PROVIDED MATERIAL: Begin

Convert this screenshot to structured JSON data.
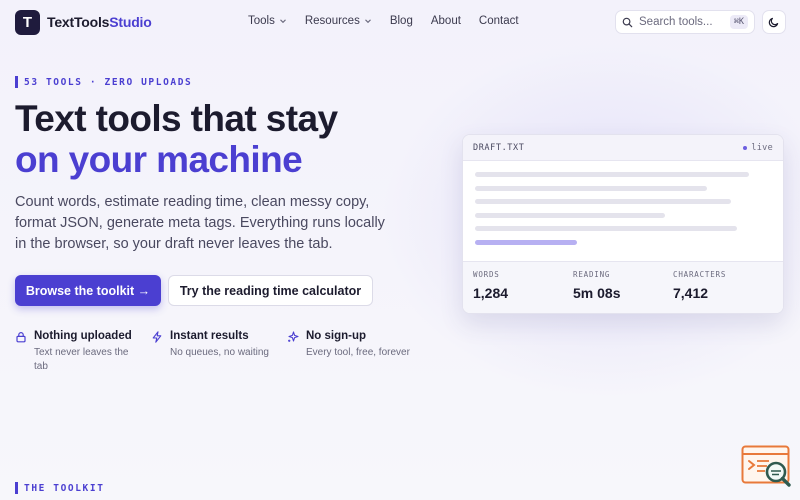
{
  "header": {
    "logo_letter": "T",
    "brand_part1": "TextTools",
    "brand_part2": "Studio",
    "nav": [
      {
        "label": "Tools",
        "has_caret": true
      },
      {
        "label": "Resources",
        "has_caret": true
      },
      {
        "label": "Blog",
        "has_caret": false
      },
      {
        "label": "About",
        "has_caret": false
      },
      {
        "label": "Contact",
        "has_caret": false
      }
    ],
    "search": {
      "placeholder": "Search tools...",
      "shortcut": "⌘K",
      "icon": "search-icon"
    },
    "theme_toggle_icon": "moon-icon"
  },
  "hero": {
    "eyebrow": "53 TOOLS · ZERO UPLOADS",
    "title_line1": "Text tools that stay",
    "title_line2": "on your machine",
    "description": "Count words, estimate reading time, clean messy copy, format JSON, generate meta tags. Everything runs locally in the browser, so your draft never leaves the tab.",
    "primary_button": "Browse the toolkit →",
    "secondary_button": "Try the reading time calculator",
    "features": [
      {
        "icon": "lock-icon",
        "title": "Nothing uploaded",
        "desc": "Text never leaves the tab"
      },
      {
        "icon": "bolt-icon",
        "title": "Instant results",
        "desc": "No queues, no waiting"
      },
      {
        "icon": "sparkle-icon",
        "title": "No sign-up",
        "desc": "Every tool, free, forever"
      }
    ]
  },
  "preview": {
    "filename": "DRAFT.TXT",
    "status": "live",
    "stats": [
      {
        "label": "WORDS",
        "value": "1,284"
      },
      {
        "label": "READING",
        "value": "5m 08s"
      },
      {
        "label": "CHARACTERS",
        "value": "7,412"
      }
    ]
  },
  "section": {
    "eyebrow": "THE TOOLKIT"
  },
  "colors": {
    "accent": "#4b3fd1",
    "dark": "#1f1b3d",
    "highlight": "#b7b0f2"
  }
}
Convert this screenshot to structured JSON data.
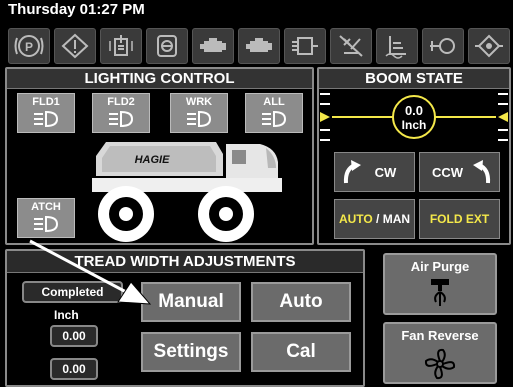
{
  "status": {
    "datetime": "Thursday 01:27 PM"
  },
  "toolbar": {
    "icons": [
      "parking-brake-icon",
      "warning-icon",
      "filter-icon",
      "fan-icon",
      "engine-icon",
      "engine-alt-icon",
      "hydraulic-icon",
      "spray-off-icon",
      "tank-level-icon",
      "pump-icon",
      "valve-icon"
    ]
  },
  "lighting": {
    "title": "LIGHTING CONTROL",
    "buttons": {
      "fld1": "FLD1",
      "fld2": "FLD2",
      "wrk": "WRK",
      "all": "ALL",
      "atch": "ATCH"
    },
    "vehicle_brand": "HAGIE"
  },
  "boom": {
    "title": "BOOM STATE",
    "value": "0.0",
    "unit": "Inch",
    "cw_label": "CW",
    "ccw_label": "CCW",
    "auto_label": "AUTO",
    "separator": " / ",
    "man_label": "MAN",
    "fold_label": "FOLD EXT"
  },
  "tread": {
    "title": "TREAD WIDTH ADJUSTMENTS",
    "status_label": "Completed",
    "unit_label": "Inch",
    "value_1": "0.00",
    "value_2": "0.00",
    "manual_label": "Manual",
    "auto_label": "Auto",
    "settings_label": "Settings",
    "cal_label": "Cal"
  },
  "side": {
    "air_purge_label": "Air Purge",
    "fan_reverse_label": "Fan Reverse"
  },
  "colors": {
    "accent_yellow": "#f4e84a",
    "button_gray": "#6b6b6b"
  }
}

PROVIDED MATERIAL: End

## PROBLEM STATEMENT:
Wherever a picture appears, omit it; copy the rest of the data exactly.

## SOLVED EXERCISE:
Convert this screenshot to structured JSON data.
{
  "header": {
    "logo_letter": "T",
    "brand_part1": "TextTools",
    "brand_part2": "Studio",
    "nav": [
      {
        "label": "Tools",
        "has_caret": true
      },
      {
        "label": "Resources",
        "has_caret": true
      },
      {
        "label": "Blog",
        "has_caret": false
      },
      {
        "label": "About",
        "has_caret": false
      },
      {
        "label": "Contact",
        "has_caret": false
      }
    ],
    "search": {
      "placeholder": "Search tools...",
      "shortcut": "⌘K",
      "icon": "search-icon"
    },
    "theme_toggle_icon": "moon-icon"
  },
  "hero": {
    "eyebrow": "53 TOOLS · ZERO UPLOADS",
    "title_line1": "Text tools that stay",
    "title_line2": "on your machine",
    "description": "Count words, estimate reading time, clean messy copy, format JSON, generate meta tags. Everything runs locally in the browser, so your draft never leaves the tab.",
    "primary_button": "Browse the toolkit →",
    "secondary_button": "Try the reading time calculator",
    "features": [
      {
        "icon": "lock-icon",
        "title": "Nothing uploaded",
        "desc": "Text never leaves the tab"
      },
      {
        "icon": "bolt-icon",
        "title": "Instant results",
        "desc": "No queues, no waiting"
      },
      {
        "icon": "sparkle-icon",
        "title": "No sign-up",
        "desc": "Every tool, free, forever"
      }
    ]
  },
  "preview": {
    "filename": "DRAFT.TXT",
    "status": "live",
    "stats": [
      {
        "label": "WORDS",
        "value": "1,284"
      },
      {
        "label": "READING",
        "value": "5m 08s"
      },
      {
        "label": "CHARACTERS",
        "value": "7,412"
      }
    ]
  },
  "section": {
    "eyebrow": "THE TOOLKIT"
  },
  "colors": {
    "accent": "#4b3fd1",
    "dark": "#1f1b3d",
    "highlight": "#b7b0f2"
  }
}
Convert this screenshot to structured JSON data.
{
  "status": {
    "datetime": "Thursday 01:27 PM"
  },
  "toolbar": {
    "icons": [
      "parking-brake-icon",
      "warning-icon",
      "filter-icon",
      "fan-icon",
      "engine-icon",
      "engine-alt-icon",
      "hydraulic-icon",
      "spray-off-icon",
      "tank-level-icon",
      "pump-icon",
      "valve-icon"
    ]
  },
  "lighting": {
    "title": "LIGHTING CONTROL",
    "buttons": {
      "fld1": "FLD1",
      "fld2": "FLD2",
      "wrk": "WRK",
      "all": "ALL",
      "atch": "ATCH"
    },
    "vehicle_brand": "HAGIE"
  },
  "boom": {
    "title": "BOOM STATE",
    "value": "0.0",
    "unit": "Inch",
    "cw_label": "CW",
    "ccw_label": "CCW",
    "auto_label": "AUTO",
    "separator": " / ",
    "man_label": "MAN",
    "fold_label": "FOLD EXT"
  },
  "tread": {
    "title": "TREAD WIDTH ADJUSTMENTS",
    "status_label": "Completed",
    "unit_label": "Inch",
    "value_1": "0.00",
    "value_2": "0.00",
    "manual_label": "Manual",
    "auto_label": "Auto",
    "settings_label": "Settings",
    "cal_label": "Cal"
  },
  "side": {
    "air_purge_label": "Air Purge",
    "fan_reverse_label": "Fan Reverse"
  },
  "colors": {
    "accent_yellow": "#f4e84a",
    "button_gray": "#6b6b6b"
  }
}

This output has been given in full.